When you're in the air you're in a lot of air, so we go up there and practice things that will make me able to land. Everything I've done so far applies... we practice handling the airplane in slow flight because on landing, it's slow. We practice finding airspeeds and altitudes because that's what has to be balanced. You land an airplane by getting it into a state where the wings aren't lifting it up anymore... but if it's 10 feet above the ground when this happens, things will be uncomfortable. Same for if it's at the wrong angle or a the wrong place in the runway. So everything is timing and tradeoffs and adjustments and feeling.
There's not much to takeoffs because the airplane is going from a flat controlled place to the air, where there's lots of room. It's like jumping off a cliff... the jump is no big deal. You can jump off any cliff in the world. There's always going to be air there, and you'll always find your place in it. Maybe the Wright brothers had trouble taking off, but ever since then we've been pretty good at making shapes that fly, so it takes a student 2-3 takeoffs to feel okay about it. I was taking off by myself at lesson 3... it didn't look straight and pretty but we were airborne.
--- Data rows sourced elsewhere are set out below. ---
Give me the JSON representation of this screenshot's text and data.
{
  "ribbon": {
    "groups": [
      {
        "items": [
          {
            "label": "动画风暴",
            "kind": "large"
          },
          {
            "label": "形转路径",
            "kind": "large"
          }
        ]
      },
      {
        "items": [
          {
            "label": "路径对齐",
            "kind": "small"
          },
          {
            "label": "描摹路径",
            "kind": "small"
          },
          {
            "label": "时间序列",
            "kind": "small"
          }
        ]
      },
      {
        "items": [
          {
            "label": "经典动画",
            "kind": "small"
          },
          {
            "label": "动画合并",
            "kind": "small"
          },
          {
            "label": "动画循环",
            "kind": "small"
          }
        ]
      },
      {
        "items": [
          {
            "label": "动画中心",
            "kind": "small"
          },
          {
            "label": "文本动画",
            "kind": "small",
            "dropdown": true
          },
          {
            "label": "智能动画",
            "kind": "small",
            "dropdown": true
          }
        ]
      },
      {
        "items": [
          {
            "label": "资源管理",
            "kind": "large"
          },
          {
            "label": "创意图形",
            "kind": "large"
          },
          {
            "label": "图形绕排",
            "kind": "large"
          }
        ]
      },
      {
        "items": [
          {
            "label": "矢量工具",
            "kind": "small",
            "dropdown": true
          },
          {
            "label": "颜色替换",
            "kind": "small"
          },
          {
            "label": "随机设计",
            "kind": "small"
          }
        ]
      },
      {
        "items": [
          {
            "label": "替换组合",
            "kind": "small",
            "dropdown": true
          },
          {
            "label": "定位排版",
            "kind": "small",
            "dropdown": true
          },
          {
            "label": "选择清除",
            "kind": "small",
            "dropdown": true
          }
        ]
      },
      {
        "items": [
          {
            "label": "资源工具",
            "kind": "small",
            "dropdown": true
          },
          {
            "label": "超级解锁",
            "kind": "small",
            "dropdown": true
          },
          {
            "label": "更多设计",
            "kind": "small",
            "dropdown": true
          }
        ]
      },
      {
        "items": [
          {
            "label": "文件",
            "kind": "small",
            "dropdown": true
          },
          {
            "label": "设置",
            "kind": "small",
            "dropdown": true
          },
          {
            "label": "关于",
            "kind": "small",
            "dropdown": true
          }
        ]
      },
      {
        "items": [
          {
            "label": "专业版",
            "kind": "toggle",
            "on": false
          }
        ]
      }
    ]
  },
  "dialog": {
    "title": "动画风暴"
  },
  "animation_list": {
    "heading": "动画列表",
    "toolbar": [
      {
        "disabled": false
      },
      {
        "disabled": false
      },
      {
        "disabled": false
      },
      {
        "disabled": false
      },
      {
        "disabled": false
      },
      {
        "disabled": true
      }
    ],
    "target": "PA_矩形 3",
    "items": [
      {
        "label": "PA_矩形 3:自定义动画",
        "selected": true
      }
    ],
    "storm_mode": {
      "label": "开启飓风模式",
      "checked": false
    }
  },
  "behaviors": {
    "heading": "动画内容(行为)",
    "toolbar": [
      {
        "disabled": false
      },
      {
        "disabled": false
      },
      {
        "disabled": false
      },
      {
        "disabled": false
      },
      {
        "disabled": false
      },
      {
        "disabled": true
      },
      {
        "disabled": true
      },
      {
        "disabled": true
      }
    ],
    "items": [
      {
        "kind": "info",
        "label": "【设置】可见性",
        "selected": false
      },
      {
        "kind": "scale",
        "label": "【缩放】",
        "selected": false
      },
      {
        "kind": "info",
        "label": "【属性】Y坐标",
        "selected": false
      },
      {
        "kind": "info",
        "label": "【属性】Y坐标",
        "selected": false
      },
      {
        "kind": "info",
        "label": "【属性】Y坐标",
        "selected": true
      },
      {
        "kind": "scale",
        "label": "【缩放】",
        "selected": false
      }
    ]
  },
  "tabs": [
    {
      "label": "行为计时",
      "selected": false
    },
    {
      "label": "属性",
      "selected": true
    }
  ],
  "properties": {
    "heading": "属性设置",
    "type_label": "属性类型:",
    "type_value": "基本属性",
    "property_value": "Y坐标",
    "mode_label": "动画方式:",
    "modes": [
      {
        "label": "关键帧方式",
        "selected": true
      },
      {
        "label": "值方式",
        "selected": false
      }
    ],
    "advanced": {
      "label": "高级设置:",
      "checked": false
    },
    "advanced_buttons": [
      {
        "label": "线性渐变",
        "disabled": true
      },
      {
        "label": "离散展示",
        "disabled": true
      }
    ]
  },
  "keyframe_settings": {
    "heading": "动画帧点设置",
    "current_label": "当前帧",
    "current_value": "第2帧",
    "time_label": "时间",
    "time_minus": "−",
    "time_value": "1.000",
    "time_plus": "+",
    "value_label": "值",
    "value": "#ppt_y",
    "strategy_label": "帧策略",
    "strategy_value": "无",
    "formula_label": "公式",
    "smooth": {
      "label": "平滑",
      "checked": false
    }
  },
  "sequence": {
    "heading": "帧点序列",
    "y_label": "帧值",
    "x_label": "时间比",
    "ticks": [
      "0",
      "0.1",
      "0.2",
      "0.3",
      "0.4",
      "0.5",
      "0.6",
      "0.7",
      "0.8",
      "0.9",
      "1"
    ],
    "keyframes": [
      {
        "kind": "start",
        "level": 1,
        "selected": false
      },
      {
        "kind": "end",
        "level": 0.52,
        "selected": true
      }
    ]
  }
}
In head-case news, I've been feeling pretty good and relaxed lately but last night was funny, because when we got the airplane back to its home there was a crowd of people pushing planes inside the hangar because of the storm coming in, and this guy looks at me walking up and says, "ARE YOU OKAY?" Guess I'm not as chill as I thought! Well, we'd been landing and taking off for an hour and a half, it was tense, requires a lot of focused, maybe I just looked focused still? Nah, probably look freaked out. Good thing I still have like a million hours to go until I get done and can take passengers, I don't think people like when their pilot looks scared.